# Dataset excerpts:
——

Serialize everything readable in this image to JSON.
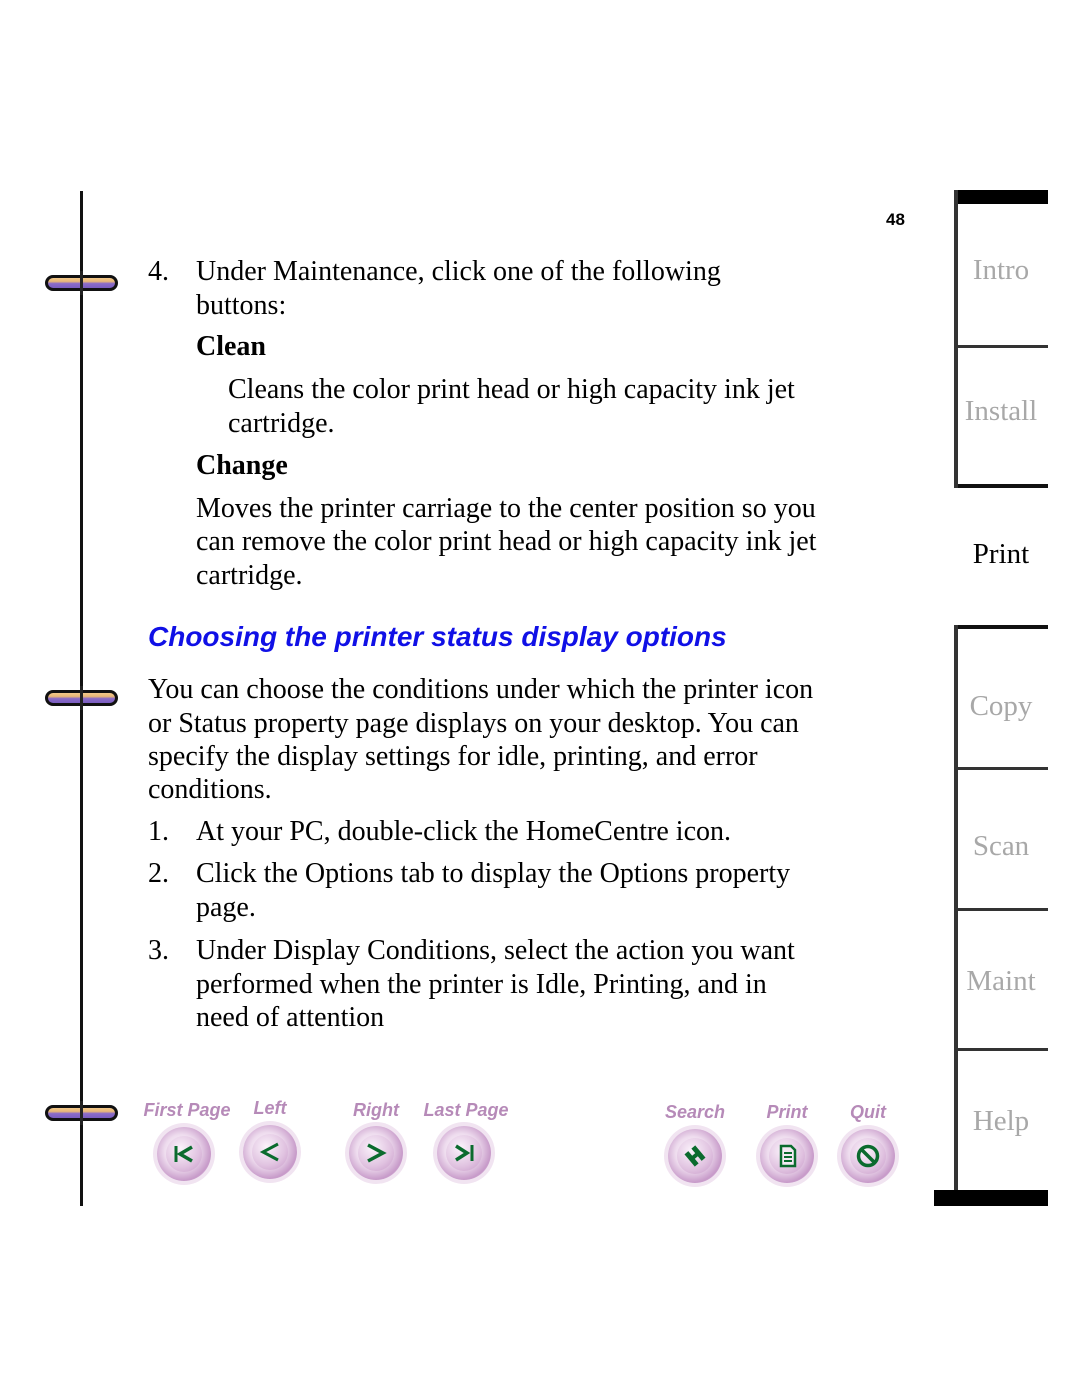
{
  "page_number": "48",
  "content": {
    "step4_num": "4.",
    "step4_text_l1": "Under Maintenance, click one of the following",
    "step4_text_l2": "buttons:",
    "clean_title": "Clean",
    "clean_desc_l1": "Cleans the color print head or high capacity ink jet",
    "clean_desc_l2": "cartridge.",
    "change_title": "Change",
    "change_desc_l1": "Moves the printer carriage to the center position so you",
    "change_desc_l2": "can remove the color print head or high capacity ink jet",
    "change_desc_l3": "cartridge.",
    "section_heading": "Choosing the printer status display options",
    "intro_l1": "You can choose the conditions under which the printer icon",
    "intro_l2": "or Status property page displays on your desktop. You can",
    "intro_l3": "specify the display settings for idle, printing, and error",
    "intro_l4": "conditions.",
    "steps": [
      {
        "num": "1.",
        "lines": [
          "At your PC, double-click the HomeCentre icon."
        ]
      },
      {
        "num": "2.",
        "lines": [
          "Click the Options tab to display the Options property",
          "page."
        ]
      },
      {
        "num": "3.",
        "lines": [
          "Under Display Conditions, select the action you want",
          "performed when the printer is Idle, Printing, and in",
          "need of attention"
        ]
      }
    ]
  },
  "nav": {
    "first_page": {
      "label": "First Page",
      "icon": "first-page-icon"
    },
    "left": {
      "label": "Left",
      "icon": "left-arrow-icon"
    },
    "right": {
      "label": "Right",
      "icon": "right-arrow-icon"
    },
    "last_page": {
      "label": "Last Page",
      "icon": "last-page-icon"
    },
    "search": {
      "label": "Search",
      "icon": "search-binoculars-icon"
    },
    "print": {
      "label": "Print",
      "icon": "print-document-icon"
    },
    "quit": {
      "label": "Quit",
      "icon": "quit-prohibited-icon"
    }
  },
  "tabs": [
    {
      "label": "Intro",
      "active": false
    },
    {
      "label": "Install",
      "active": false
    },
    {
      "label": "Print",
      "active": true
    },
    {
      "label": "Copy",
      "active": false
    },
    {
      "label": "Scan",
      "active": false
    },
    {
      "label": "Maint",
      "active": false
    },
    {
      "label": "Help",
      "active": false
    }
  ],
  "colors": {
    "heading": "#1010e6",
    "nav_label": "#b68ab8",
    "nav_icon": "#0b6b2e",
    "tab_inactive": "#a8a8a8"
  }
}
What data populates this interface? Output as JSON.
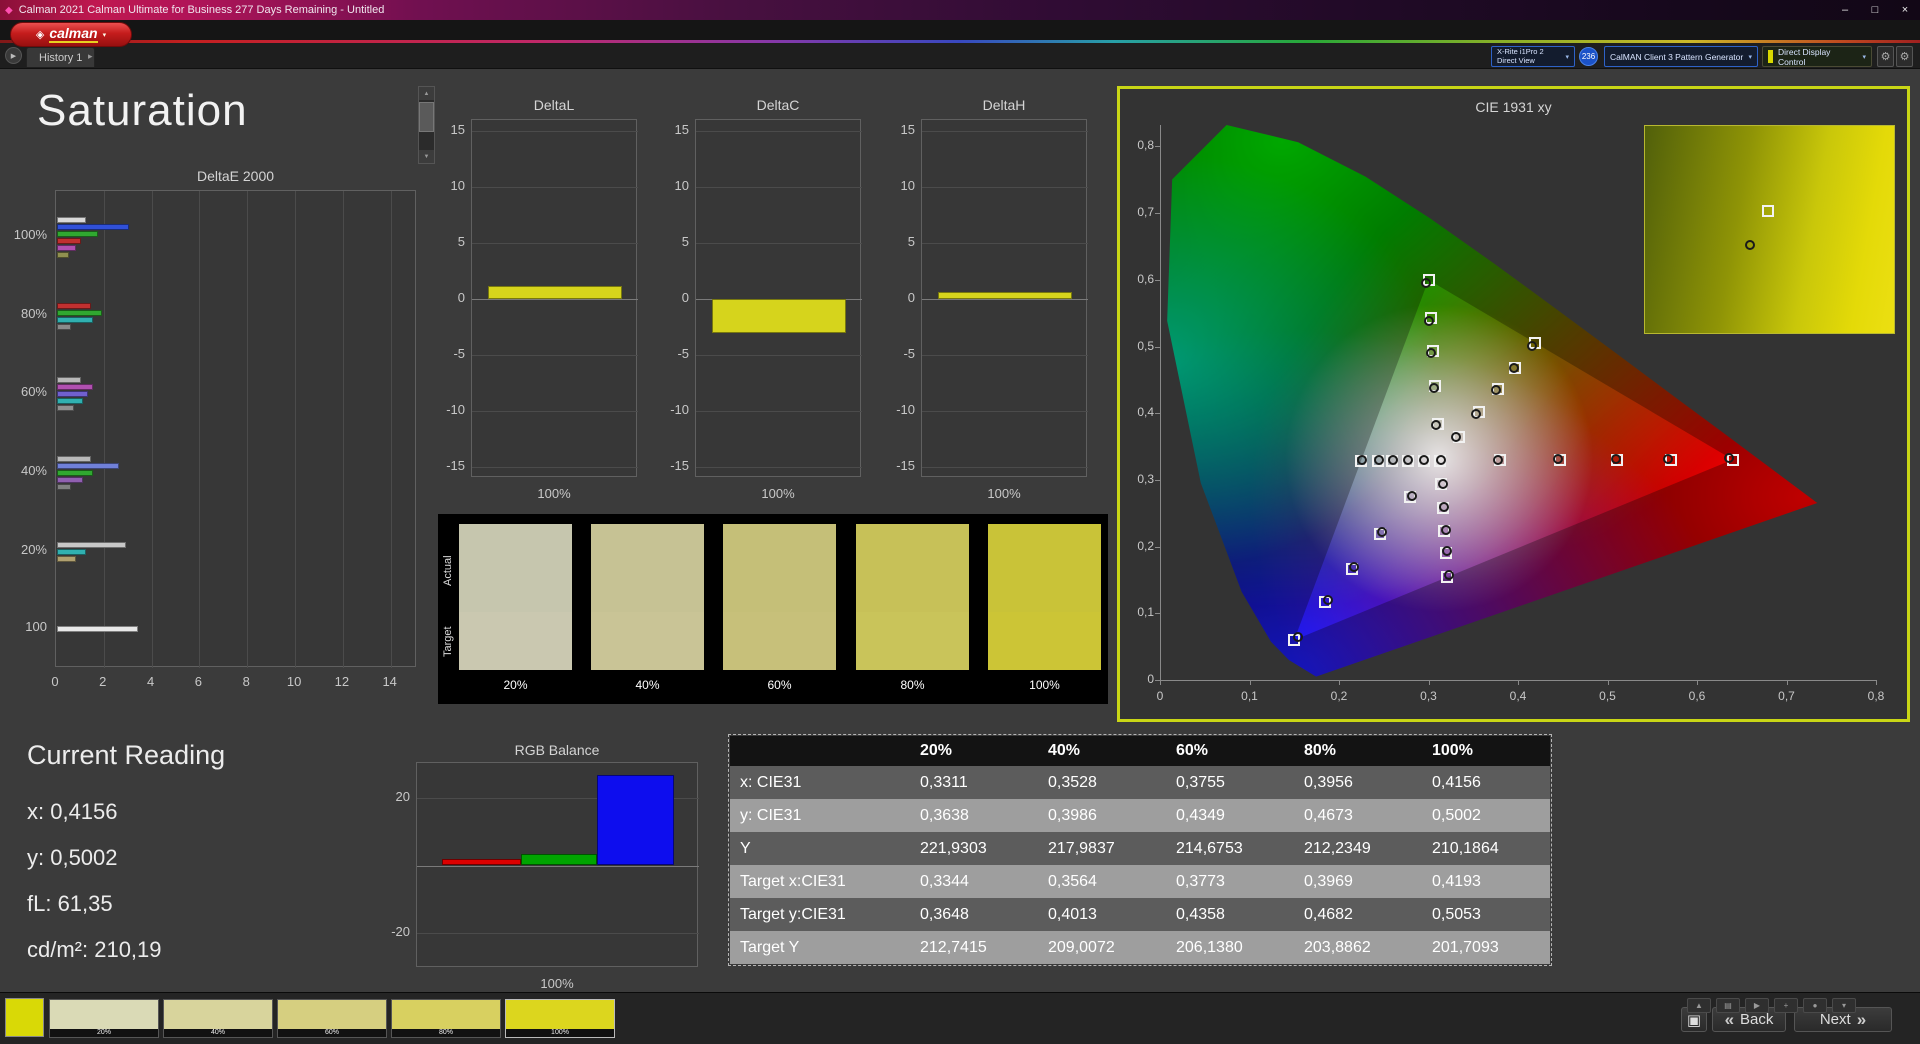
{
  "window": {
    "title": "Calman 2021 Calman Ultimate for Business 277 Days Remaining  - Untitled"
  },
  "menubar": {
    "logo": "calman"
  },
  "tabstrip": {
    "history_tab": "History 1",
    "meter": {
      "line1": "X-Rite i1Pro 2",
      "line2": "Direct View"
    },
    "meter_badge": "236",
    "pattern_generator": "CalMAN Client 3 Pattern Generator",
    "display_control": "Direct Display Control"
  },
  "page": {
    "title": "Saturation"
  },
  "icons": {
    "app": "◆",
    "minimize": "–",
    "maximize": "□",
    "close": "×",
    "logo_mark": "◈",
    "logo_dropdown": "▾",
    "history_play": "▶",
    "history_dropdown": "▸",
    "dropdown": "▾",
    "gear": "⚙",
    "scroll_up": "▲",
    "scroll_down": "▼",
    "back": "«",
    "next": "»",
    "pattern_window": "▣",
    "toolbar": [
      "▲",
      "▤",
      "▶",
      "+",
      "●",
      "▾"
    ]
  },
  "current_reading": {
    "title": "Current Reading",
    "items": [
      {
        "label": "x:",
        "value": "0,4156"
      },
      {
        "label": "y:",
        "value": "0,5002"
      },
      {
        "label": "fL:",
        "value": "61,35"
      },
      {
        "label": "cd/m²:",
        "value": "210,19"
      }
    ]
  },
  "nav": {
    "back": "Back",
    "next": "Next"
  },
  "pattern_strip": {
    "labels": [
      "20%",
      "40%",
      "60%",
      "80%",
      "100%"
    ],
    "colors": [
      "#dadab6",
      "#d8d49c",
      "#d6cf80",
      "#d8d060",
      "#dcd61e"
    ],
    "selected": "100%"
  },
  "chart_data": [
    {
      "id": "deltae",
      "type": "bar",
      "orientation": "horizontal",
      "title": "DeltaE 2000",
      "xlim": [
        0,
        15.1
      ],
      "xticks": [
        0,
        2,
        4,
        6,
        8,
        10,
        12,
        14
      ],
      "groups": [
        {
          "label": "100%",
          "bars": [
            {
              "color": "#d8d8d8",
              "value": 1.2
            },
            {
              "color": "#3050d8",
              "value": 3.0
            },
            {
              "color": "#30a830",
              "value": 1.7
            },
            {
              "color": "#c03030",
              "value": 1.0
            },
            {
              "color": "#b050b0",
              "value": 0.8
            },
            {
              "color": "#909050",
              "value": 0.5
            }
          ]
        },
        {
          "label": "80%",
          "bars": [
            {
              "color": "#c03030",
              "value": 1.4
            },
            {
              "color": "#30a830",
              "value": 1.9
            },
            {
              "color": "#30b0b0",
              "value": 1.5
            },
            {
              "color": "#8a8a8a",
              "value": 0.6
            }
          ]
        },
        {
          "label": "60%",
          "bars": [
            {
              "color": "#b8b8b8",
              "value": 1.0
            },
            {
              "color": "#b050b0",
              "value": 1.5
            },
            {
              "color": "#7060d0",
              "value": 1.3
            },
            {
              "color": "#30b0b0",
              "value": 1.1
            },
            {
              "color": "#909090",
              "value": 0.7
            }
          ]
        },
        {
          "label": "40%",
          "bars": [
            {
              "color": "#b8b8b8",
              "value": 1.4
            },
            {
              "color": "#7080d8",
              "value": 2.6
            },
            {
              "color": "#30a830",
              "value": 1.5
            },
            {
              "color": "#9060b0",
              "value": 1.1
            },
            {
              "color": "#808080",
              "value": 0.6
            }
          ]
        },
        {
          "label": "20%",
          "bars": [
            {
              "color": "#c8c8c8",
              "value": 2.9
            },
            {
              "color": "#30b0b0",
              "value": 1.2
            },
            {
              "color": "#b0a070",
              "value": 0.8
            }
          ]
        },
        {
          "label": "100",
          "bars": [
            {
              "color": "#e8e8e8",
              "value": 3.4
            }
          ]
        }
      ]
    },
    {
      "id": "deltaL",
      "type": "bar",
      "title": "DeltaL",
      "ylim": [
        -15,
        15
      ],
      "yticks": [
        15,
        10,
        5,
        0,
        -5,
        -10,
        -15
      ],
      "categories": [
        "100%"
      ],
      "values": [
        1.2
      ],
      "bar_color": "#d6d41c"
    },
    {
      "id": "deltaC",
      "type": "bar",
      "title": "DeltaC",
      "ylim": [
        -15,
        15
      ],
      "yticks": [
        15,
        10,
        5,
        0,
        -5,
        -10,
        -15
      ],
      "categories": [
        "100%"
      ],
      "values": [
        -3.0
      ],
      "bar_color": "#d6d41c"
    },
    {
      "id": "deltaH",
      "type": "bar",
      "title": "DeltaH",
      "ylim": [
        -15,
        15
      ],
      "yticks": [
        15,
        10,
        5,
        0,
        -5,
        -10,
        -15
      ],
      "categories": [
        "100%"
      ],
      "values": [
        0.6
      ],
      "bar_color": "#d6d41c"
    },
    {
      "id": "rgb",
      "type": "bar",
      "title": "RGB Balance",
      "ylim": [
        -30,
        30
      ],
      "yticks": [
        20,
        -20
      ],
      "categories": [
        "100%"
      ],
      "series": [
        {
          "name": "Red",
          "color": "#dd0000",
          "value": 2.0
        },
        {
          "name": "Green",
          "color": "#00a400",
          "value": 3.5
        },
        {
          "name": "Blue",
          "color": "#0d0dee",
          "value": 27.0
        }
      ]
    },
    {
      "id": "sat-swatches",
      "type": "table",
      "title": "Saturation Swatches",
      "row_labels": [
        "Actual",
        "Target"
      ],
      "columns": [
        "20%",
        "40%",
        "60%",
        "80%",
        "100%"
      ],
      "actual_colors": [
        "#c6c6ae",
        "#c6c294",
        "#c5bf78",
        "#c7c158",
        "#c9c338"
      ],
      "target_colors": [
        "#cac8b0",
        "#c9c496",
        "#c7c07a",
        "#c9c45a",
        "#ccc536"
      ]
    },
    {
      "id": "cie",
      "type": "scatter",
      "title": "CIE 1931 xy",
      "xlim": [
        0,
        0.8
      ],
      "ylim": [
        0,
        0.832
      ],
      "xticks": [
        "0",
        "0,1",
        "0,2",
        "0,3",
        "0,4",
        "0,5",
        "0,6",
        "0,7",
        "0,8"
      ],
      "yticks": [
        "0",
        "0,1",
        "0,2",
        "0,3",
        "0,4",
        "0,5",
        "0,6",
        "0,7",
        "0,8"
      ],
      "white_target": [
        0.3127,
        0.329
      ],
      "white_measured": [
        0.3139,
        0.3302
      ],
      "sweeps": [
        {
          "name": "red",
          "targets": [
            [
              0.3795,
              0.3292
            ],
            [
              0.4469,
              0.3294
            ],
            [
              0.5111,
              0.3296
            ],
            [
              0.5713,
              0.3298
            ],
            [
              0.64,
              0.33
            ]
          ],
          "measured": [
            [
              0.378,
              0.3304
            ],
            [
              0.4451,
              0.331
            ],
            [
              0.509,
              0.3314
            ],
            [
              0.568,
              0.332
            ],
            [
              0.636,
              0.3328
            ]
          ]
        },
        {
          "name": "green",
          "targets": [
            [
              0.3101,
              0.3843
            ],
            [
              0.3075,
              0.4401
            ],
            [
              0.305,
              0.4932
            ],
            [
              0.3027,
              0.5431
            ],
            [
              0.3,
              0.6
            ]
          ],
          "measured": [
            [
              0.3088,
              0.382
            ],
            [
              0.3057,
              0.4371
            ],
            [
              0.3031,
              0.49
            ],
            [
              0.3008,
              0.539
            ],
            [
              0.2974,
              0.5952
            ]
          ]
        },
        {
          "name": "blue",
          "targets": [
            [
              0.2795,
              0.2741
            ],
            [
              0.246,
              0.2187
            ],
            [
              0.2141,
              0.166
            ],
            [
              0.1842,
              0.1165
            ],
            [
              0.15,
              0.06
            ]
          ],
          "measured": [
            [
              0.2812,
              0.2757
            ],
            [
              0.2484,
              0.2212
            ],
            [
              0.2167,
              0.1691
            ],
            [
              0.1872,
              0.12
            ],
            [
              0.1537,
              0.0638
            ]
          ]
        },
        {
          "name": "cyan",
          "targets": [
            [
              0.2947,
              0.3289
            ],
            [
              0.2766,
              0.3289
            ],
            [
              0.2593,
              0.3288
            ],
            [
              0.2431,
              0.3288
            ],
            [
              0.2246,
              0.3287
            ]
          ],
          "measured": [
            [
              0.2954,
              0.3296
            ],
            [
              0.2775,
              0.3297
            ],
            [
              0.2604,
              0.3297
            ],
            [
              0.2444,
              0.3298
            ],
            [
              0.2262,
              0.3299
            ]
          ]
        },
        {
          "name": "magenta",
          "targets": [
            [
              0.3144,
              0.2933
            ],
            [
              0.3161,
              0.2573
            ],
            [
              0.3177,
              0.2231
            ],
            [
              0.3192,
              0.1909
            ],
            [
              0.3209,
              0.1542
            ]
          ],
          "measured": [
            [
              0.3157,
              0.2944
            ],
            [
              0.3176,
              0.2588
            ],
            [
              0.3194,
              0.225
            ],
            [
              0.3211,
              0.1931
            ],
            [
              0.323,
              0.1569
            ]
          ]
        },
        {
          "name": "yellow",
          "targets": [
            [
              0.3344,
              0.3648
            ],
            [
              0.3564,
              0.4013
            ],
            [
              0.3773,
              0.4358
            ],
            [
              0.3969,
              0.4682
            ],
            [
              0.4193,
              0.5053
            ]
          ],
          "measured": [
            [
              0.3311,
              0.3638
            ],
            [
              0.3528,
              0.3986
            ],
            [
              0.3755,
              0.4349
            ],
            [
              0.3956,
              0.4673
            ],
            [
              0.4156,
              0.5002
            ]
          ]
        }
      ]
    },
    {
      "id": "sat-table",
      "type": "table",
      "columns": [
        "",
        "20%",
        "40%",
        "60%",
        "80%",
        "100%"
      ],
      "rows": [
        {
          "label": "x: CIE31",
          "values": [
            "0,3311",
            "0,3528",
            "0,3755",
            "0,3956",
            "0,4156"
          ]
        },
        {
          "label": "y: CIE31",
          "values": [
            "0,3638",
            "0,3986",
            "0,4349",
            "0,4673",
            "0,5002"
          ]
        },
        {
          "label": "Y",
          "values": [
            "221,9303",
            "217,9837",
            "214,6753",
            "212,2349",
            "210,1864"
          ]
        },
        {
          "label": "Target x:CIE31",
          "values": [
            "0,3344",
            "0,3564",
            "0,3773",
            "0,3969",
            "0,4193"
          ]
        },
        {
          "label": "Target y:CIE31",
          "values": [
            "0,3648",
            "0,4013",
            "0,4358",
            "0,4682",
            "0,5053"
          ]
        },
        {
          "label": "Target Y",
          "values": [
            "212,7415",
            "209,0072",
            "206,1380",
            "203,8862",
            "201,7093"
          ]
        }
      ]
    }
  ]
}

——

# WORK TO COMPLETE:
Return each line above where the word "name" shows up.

# PROBLEM SOLUTION:
          "name": "Red",
          "name": "Green",
          "name": "Blue",
          "name": "red",
          "name": "green",
          "name": "blue",
          "name": "cyan",
          "name": "magenta",
          "name": "yellow",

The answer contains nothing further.